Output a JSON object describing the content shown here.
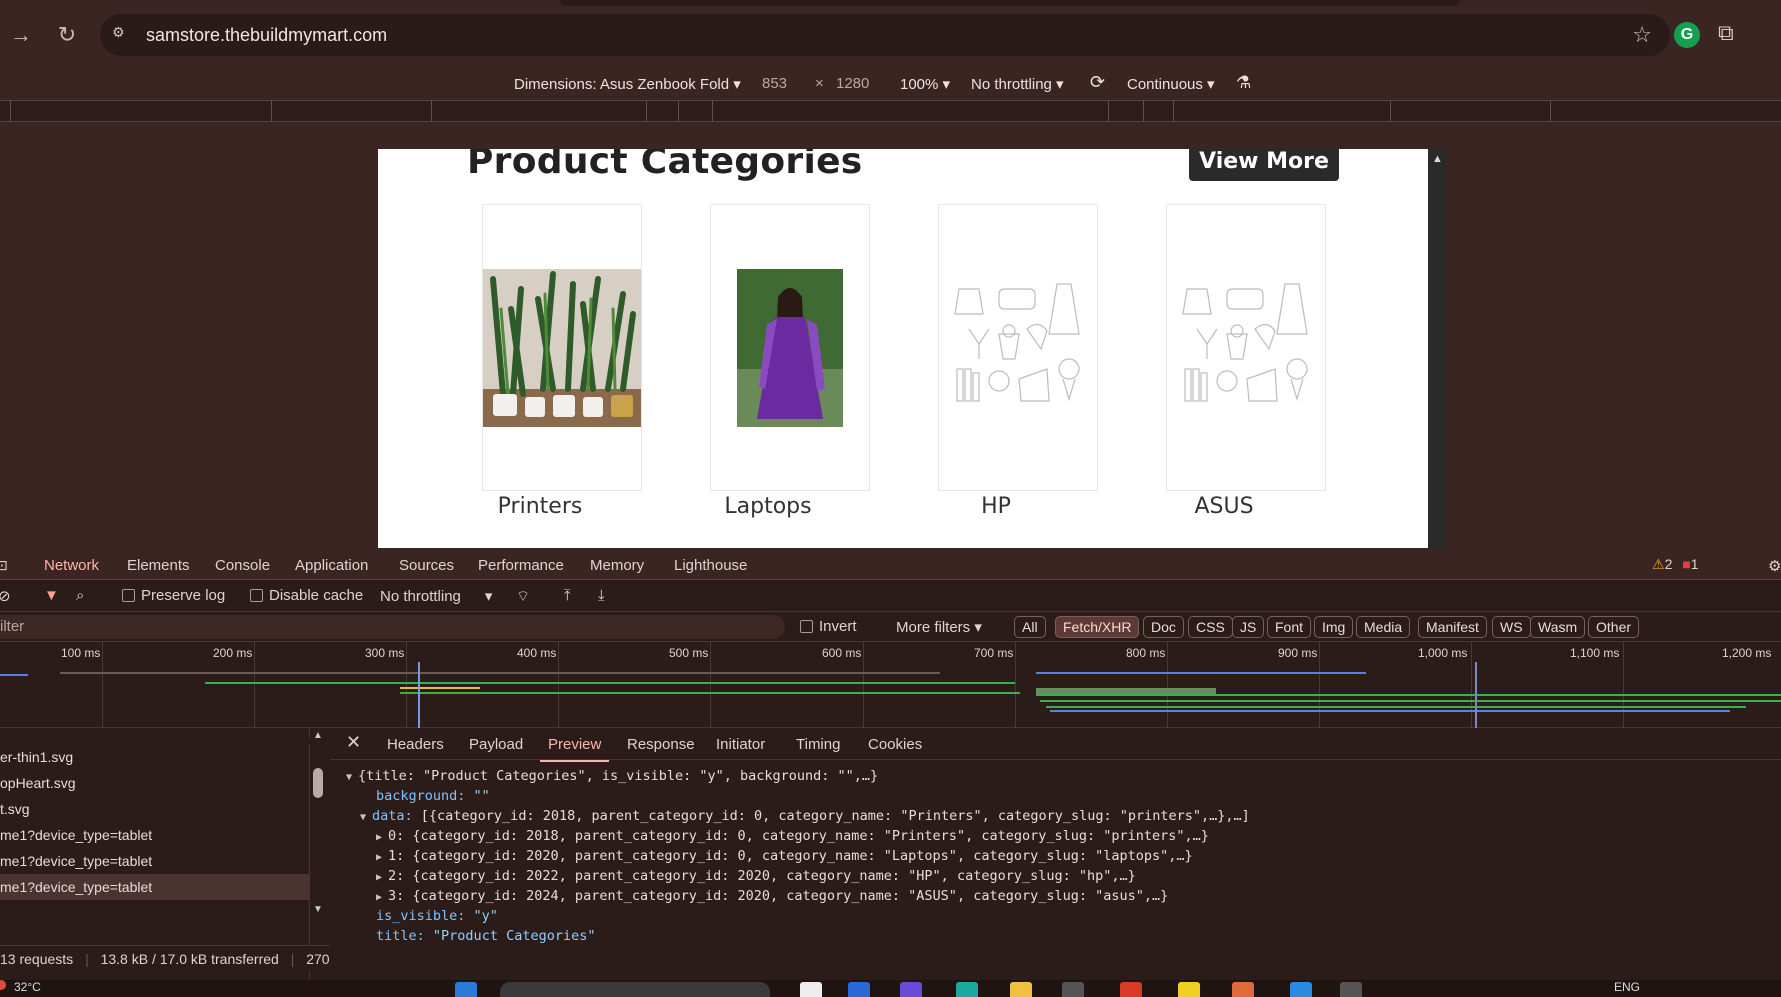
{
  "browser": {
    "url": "samstore.thebuildmymart.com",
    "forward_icon": "forward-arrow-icon",
    "reload_icon": "reload-icon",
    "star_icon": "bookmark-star-icon",
    "extension_badge": "G"
  },
  "device_toolbar": {
    "dimensions_label": "Dimensions: Asus Zenbook Fold",
    "width": "853",
    "times": "×",
    "height": "1280",
    "zoom": "100%",
    "throttling": "No throttling",
    "mode": "Continuous"
  },
  "page": {
    "section_title": "Product Categories",
    "view_more": "View More",
    "categories": [
      {
        "label": "Printers",
        "image": "plants-photo"
      },
      {
        "label": "Laptops",
        "image": "purple-dress-photo"
      },
      {
        "label": "HP",
        "image": "placeholder-sketch"
      },
      {
        "label": "ASUS",
        "image": "placeholder-sketch"
      }
    ]
  },
  "devtools": {
    "tabs": [
      "Network",
      "Elements",
      "Console",
      "Application",
      "Sources",
      "Performance",
      "Memory",
      "Lighthouse"
    ],
    "active_tab": "Network",
    "warnings": "2",
    "errors": "1",
    "toolbar": {
      "preserve_log": "Preserve log",
      "disable_cache": "Disable cache",
      "throttling": "No throttling"
    },
    "filter": {
      "placeholder": "ilter",
      "invert": "Invert",
      "more_filters": "More filters",
      "chips": [
        "All",
        "Fetch/XHR",
        "Doc",
        "CSS",
        "JS",
        "Font",
        "Img",
        "Media",
        "Manifest",
        "WS",
        "Wasm",
        "Other"
      ],
      "active_chip": "Fetch/XHR"
    },
    "timeline_labels": [
      "100 ms",
      "200 ms",
      "300 ms",
      "400 ms",
      "500 ms",
      "600 ms",
      "700 ms",
      "800 ms",
      "900 ms",
      "1,000 ms",
      "1,100 ms",
      "1,200 ms"
    ],
    "requests": [
      "er-thin1.svg",
      "opHeart.svg",
      "t.svg",
      "me1?device_type=tablet",
      "me1?device_type=tablet",
      "me1?device_type=tablet"
    ],
    "summary": {
      "requests": "13 requests",
      "transferred": "13.8 kB / 17.0 kB transferred",
      "extra": "270"
    },
    "detail_tabs": [
      "Headers",
      "Payload",
      "Preview",
      "Response",
      "Initiator",
      "Timing",
      "Cookies"
    ],
    "active_detail_tab": "Preview",
    "preview": {
      "root": "{title: \"Product Categories\", is_visible: \"y\", background: \"\",…}",
      "background_key": "background:",
      "background_val": "\"\"",
      "data_key": "data:",
      "data_summary": "[{category_id: 2018, parent_category_id: 0, category_name: \"Printers\", category_slug: \"printers\",…},…]",
      "items": [
        "0: {category_id: 2018, parent_category_id: 0, category_name: \"Printers\", category_slug: \"printers\",…}",
        "1: {category_id: 2020, parent_category_id: 0, category_name: \"Laptops\", category_slug: \"laptops\",…}",
        "2: {category_id: 2022, parent_category_id: 2020, category_name: \"HP\", category_slug: \"hp\",…}",
        "3: {category_id: 2024, parent_category_id: 2020, category_name: \"ASUS\", category_slug: \"asus\",…}"
      ],
      "is_visible_key": "is_visible:",
      "is_visible_val": "\"y\"",
      "title_key": "title:",
      "title_val": "\"Product Categories\""
    }
  },
  "taskbar": {
    "temperature": "32°C",
    "language": "ENG"
  }
}
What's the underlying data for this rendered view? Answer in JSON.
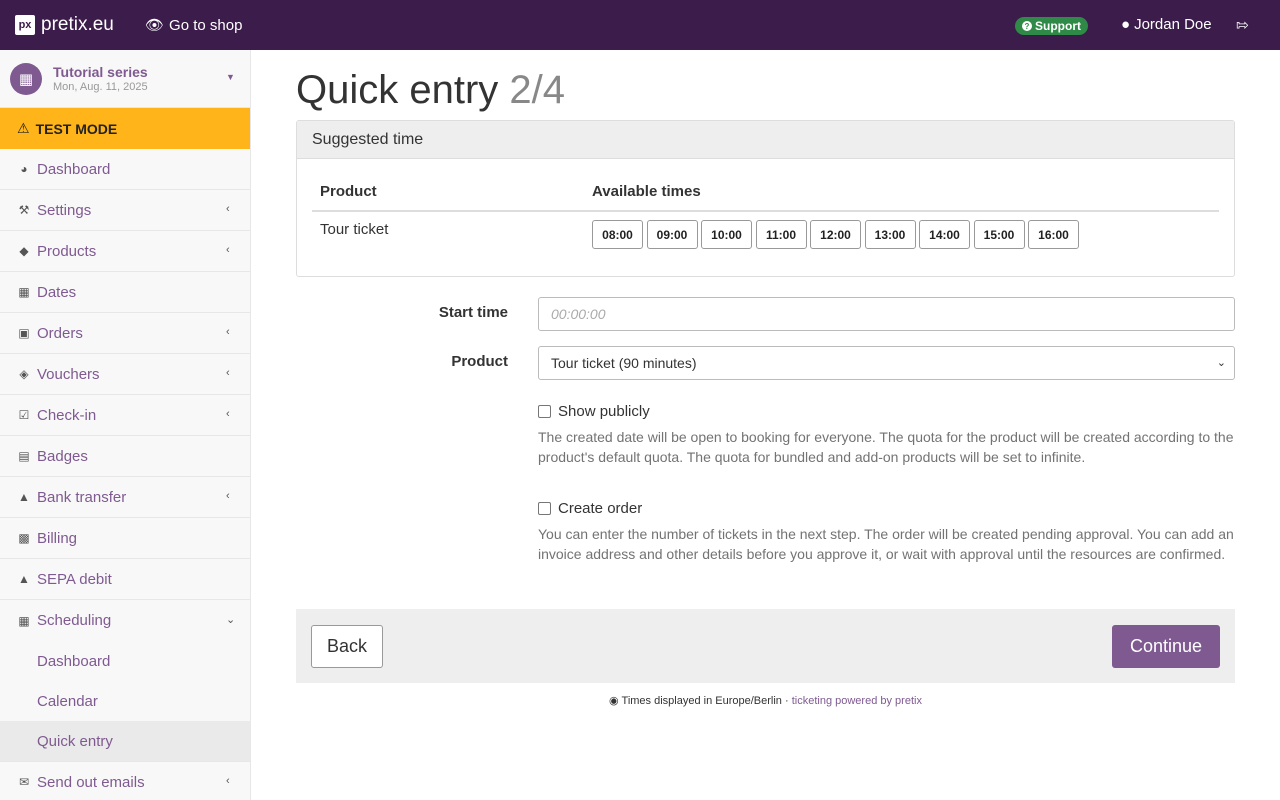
{
  "topbar": {
    "brand": "pretix.eu",
    "go_to_shop": "Go to shop",
    "support": "Support",
    "user": "Jordan Doe"
  },
  "event": {
    "name": "Tutorial series",
    "date": "Mon, Aug. 11, 2025"
  },
  "test_mode": "TEST MODE",
  "nav": {
    "items": [
      {
        "label": "Dashboard",
        "icon": "dashboard-icon"
      },
      {
        "label": "Settings",
        "icon": "wrench-icon"
      },
      {
        "label": "Products",
        "icon": "ticket-icon"
      },
      {
        "label": "Dates",
        "icon": "calendar-icon"
      },
      {
        "label": "Orders",
        "icon": "cart-icon"
      },
      {
        "label": "Vouchers",
        "icon": "tags-icon"
      },
      {
        "label": "Check-in",
        "icon": "check-square-icon"
      },
      {
        "label": "Badges",
        "icon": "id-card-icon"
      },
      {
        "label": "Bank transfer",
        "icon": "bank-icon"
      },
      {
        "label": "Billing",
        "icon": "money-icon"
      },
      {
        "label": "SEPA debit",
        "icon": "bank-icon"
      },
      {
        "label": "Scheduling",
        "icon": "calendar-icon"
      },
      {
        "label": "Send out emails",
        "icon": "envelope-icon"
      }
    ],
    "scheduling_sub": [
      "Dashboard",
      "Calendar",
      "Quick entry"
    ]
  },
  "main": {
    "title": "Quick entry",
    "step": "2/4",
    "panel_title": "Suggested time",
    "col_product": "Product",
    "col_times": "Available times",
    "row_product": "Tour ticket",
    "times": [
      "08:00",
      "09:00",
      "10:00",
      "11:00",
      "12:00",
      "13:00",
      "14:00",
      "15:00",
      "16:00"
    ],
    "start_time_label": "Start time",
    "start_time_placeholder": "00:00:00",
    "product_label": "Product",
    "product_value": "Tour ticket (90 minutes)",
    "show_publicly_label": "Show publicly",
    "show_publicly_help": "The created date will be open to booking for everyone. The quota for the product will be created according to the product's default quota. The quota for bundled and add-on products will be set to infinite.",
    "create_order_label": "Create order",
    "create_order_help": "You can enter the number of tickets in the next step. The order will be created pending approval. You can add an invoice address and other details before you approve it, or wait with approval until the resources are confirmed.",
    "back": "Back",
    "continue": "Continue"
  },
  "footer": {
    "timezone": "Times displayed in Europe/Berlin",
    "separator": "·",
    "powered": "ticketing powered by pretix"
  },
  "colors": {
    "topbar": "#3b1c4a",
    "accent": "#7f5a91",
    "test_mode": "#ffb419",
    "support": "#2e8a46"
  }
}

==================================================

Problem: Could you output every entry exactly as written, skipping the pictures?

Response to the task:
Output a JSON object describing the content shown here.
{
  "browser": {
    "url": "samstore.thebuildmymart.com",
    "forward_icon": "forward-arrow-icon",
    "reload_icon": "reload-icon",
    "star_icon": "bookmark-star-icon",
    "extension_badge": "G"
  },
  "device_toolbar": {
    "dimensions_label": "Dimensions: Asus Zenbook Fold",
    "width": "853",
    "times": "×",
    "height": "1280",
    "zoom": "100%",
    "throttling": "No throttling",
    "mode": "Continuous"
  },
  "page": {
    "section_title": "Product Categories",
    "view_more": "View More",
    "categories": [
      {
        "label": "Printers",
        "image": "plants-photo"
      },
      {
        "label": "Laptops",
        "image": "purple-dress-photo"
      },
      {
        "label": "HP",
        "image": "placeholder-sketch"
      },
      {
        "label": "ASUS",
        "image": "placeholder-sketch"
      }
    ]
  },
  "devtools": {
    "tabs": [
      "Network",
      "Elements",
      "Console",
      "Application",
      "Sources",
      "Performance",
      "Memory",
      "Lighthouse"
    ],
    "active_tab": "Network",
    "warnings": "2",
    "errors": "1",
    "toolbar": {
      "preserve_log": "Preserve log",
      "disable_cache": "Disable cache",
      "throttling": "No throttling"
    },
    "filter": {
      "placeholder": "ilter",
      "invert": "Invert",
      "more_filters": "More filters",
      "chips": [
        "All",
        "Fetch/XHR",
        "Doc",
        "CSS",
        "JS",
        "Font",
        "Img",
        "Media",
        "Manifest",
        "WS",
        "Wasm",
        "Other"
      ],
      "active_chip": "Fetch/XHR"
    },
    "timeline_labels": [
      "100 ms",
      "200 ms",
      "300 ms",
      "400 ms",
      "500 ms",
      "600 ms",
      "700 ms",
      "800 ms",
      "900 ms",
      "1,000 ms",
      "1,100 ms",
      "1,200 ms"
    ],
    "requests": [
      "er-thin1.svg",
      "opHeart.svg",
      "t.svg",
      "me1?device_type=tablet",
      "me1?device_type=tablet",
      "me1?device_type=tablet"
    ],
    "summary": {
      "requests": "13 requests",
      "transferred": "13.8 kB / 17.0 kB transferred",
      "extra": "270"
    },
    "detail_tabs": [
      "Headers",
      "Payload",
      "Preview",
      "Response",
      "Initiator",
      "Timing",
      "Cookies"
    ],
    "active_detail_tab": "Preview",
    "preview": {
      "root": "{title: \"Product Categories\", is_visible: \"y\", background: \"\",…}",
      "background_key": "background:",
      "background_val": "\"\"",
      "data_key": "data:",
      "data_summary": "[{category_id: 2018, parent_category_id: 0, category_name: \"Printers\", category_slug: \"printers\",…},…]",
      "items": [
        "0: {category_id: 2018, parent_category_id: 0, category_name: \"Printers\", category_slug: \"printers\",…}",
        "1: {category_id: 2020, parent_category_id: 0, category_name: \"Laptops\", category_slug: \"laptops\",…}",
        "2: {category_id: 2022, parent_category_id: 2020, category_name: \"HP\", category_slug: \"hp\",…}",
        "3: {category_id: 2024, parent_category_id: 2020, category_name: \"ASUS\", category_slug: \"asus\",…}"
      ],
      "is_visible_key": "is_visible:",
      "is_visible_val": "\"y\"",
      "title_key": "title:",
      "title_val": "\"Product Categories\""
    }
  },
  "taskbar": {
    "temperature": "32°C",
    "language": "ENG"
  }
}
What's the underlying data for this rendered view? Answer in JSON.
{
  "topbar": {
    "brand": "pretix.eu",
    "go_to_shop": "Go to shop",
    "support": "Support",
    "user": "Jordan Doe"
  },
  "event": {
    "name": "Tutorial series",
    "date": "Mon, Aug. 11, 2025"
  },
  "test_mode": "TEST MODE",
  "nav": {
    "items": [
      {
        "label": "Dashboard",
        "icon": "dashboard-icon"
      },
      {
        "label": "Settings",
        "icon": "wrench-icon"
      },
      {
        "label": "Products",
        "icon": "ticket-icon"
      },
      {
        "label": "Dates",
        "icon": "calendar-icon"
      },
      {
        "label": "Orders",
        "icon": "cart-icon"
      },
      {
        "label": "Vouchers",
        "icon": "tags-icon"
      },
      {
        "label": "Check-in",
        "icon": "check-square-icon"
      },
      {
        "label": "Badges",
        "icon": "id-card-icon"
      },
      {
        "label": "Bank transfer",
        "icon": "bank-icon"
      },
      {
        "label": "Billing",
        "icon": "money-icon"
      },
      {
        "label": "SEPA debit",
        "icon": "bank-icon"
      },
      {
        "label": "Scheduling",
        "icon": "calendar-icon"
      },
      {
        "label": "Send out emails",
        "icon": "envelope-icon"
      }
    ],
    "scheduling_sub": [
      "Dashboard",
      "Calendar",
      "Quick entry"
    ]
  },
  "main": {
    "title": "Quick entry",
    "step": "2/4",
    "panel_title": "Suggested time",
    "col_product": "Product",
    "col_times": "Available times",
    "row_product": "Tour ticket",
    "times": [
      "08:00",
      "09:00",
      "10:00",
      "11:00",
      "12:00",
      "13:00",
      "14:00",
      "15:00",
      "16:00"
    ],
    "start_time_label": "Start time",
    "start_time_placeholder": "00:00:00",
    "product_label": "Product",
    "product_value": "Tour ticket (90 minutes)",
    "show_publicly_label": "Show publicly",
    "show_publicly_help": "The created date will be open to booking for everyone. The quota for the product will be created according to the product's default quota. The quota for bundled and add-on products will be set to infinite.",
    "create_order_label": "Create order",
    "create_order_help": "You can enter the number of tickets in the next step. The order will be created pending approval. You can add an invoice address and other details before you approve it, or wait with approval until the resources are confirmed.",
    "back": "Back",
    "continue": "Continue"
  },
  "footer": {
    "timezone": "Times displayed in Europe/Berlin",
    "separator": "·",
    "powered": "ticketing powered by pretix"
  },
  "colors": {
    "topbar": "#3b1c4a",
    "accent": "#7f5a91",
    "test_mode": "#ffb419",
    "support": "#2e8a46"
  }
}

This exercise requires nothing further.